GARY | Saturday was Hat Night at U.S. Steel Yard, so it was fitting that the stadium’s newest contracted inhabitant has worn many hats in the past month.
Right-handed relief pitcher Kyle Lindquist, signed by the RailCats Saturday after being released by the team Monday, was late to spring camp because he was contractually obligated to another baseball job -- assistant groundskeeper at his alma mater, Marietta (Ohio) College.
“I was cutting the grass, working the field, watering, using clay, edging -- you name it,” Lindquist said. “I only got to draw the lines twice. It’s not as easy as it looks.”
He pitched two scoreless, hitless innings with one walk, covering the sixth and seventh innings for the RailCats on Saturday night against Lincoln.
The Columbus, Ohio, native spent the last few months working 9 a.m. to 7 p.m. in a combined role as the No. 2 man on a two-man grounds crew and an unpaid volunteer assistant coach at Marietta, where he was the closer for the 2011 and 2012 Division III national champions.
Two hours before Saturday’s game, his first regular-season tilt with the RailCats, who received Lindquist in an offseason trade with Frontier League member Rockford, the pitcher learned the team he was helping coach until recently had been eliminated in the championship of the NCAA Division III Mideast Regional.
A holder of a degree in marketing, Lindquist had been in the region since his release. He appeared in just one exhibition game and pitched one simulated game for RailCats talent evaluators since his late arrival from Ohio.
“They said if I hung out they were going to try to see what they could do with me,” Lindquist said. “And if it came, great; if it didn’t, then I was going to try to find something else.
"This is a good team and a good league, especially coming from the Division III ranks.”
Lindquist’s signing came following the release of Takahiro Matsuka, a Japanese export who allowed three runs and hit three batters in his debut Friday night.
“(Lindquist) is the consummate pitcher that you see coming out of the collegiate level. … He’s a gutty little competitor,” RailCats manager Greg Tagert said.
“Marietta College, I have a lot of respect for their program because I had a lot of their players at my first job as a manager.”
Gary already has two options for closing games, and Lindquist does not throw more than 90 mph. The scouting report is that he’s a fiery game-ready pitcher who should fill a middle relief need exacerbated by the use of a four-man starting rotation.

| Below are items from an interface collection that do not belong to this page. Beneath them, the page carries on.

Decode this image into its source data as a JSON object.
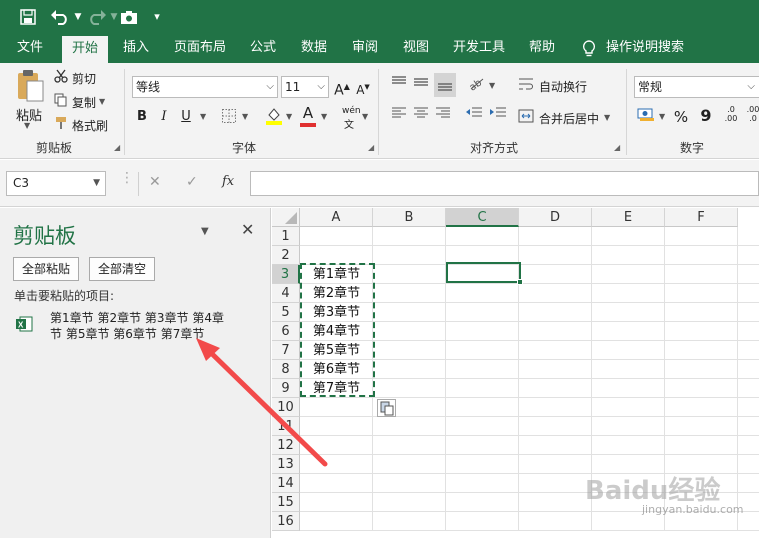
{
  "quick_access": {
    "save": "💾",
    "undo": "↶",
    "redo": "↷",
    "camera": "📷",
    "customize": "▾"
  },
  "tabs": [
    {
      "label": "文件",
      "active": false
    },
    {
      "label": "开始",
      "active": true
    },
    {
      "label": "插入",
      "active": false
    },
    {
      "label": "页面布局",
      "active": false
    },
    {
      "label": "公式",
      "active": false
    },
    {
      "label": "数据",
      "active": false
    },
    {
      "label": "审阅",
      "active": false
    },
    {
      "label": "视图",
      "active": false
    },
    {
      "label": "开发工具",
      "active": false
    },
    {
      "label": "帮助",
      "active": false
    }
  ],
  "tell_me": "操作说明搜索",
  "ribbon": {
    "clipboard": {
      "paste": "粘贴",
      "cut": "剪切",
      "copy": "复制",
      "format_painter": "格式刷",
      "group": "剪贴板"
    },
    "font": {
      "name": "等线",
      "size": "11",
      "grow": "A",
      "shrink": "A",
      "bold": "B",
      "italic": "I",
      "underline": "U",
      "font_color_letter": "A",
      "phonetic": "wén",
      "group": "字体"
    },
    "alignment": {
      "wrap": "自动换行",
      "merge": "合并后居中",
      "group": "对齐方式"
    },
    "number": {
      "format": "常规",
      "percent": "%",
      "comma": "9",
      "inc": ".0\n.00",
      "dec": ".00\n.0",
      "group": "数字"
    }
  },
  "formula_bar": {
    "name_box": "C3",
    "cancel": "✕",
    "enter": "✓",
    "fx": "fx",
    "value": ""
  },
  "clipboard_pane": {
    "title": "剪贴板",
    "paste_all": "全部粘贴",
    "clear_all": "全部清空",
    "instruction": "单击要粘贴的项目:",
    "item_line1": "第1章节 第2章节 第3章节 第4章",
    "item_line2": "节 第5章节 第6章节 第7章节"
  },
  "grid": {
    "columns": [
      "A",
      "B",
      "C",
      "D",
      "E",
      "F"
    ],
    "selected_column": "C",
    "rows": [
      "1",
      "2",
      "3",
      "4",
      "5",
      "6",
      "7",
      "8",
      "9",
      "10",
      "11",
      "12",
      "13",
      "14",
      "15",
      "16"
    ],
    "selected_row": "3",
    "cells": [
      {
        "row": 3,
        "col": "A",
        "value": "第1章节"
      },
      {
        "row": 4,
        "col": "A",
        "value": "第2章节"
      },
      {
        "row": 5,
        "col": "A",
        "value": "第3章节"
      },
      {
        "row": 6,
        "col": "A",
        "value": "第4章节"
      },
      {
        "row": 7,
        "col": "A",
        "value": "第5章节"
      },
      {
        "row": 8,
        "col": "A",
        "value": "第6章节"
      },
      {
        "row": 9,
        "col": "A",
        "value": "第7章节"
      }
    ]
  },
  "watermark": {
    "brand": "Baidu经验",
    "url": "jingyan.baidu.com"
  },
  "colors": {
    "brand": "#217346",
    "marching_ants": "#217346",
    "arrow": "#f24a4a"
  }
}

“I’m not going to throw 90-95 at all, but I’ll just go out there and try to beat the batter any time I can as much as I can,” Lindquist said.
A self-described lifelong jock, Lindquist played baseball and basketball in high school and was primarily a middle infielder until his sophomore year of college when he took over as the Etta Express’s closer.
His grandfather Ray Lindquist played in the minor leagues for affiliates of the St. Louis Browns and New York Yankees. His dad played baseball for Tufts University, and his mom played tennis at Ohio State.
“I’m just a competitive person by nature,” Lindquist said. “It doesn’t matter if I’m playing chess or checkers. I’m going to do absolutely everything I can to win.
"And that translates over to baseball.”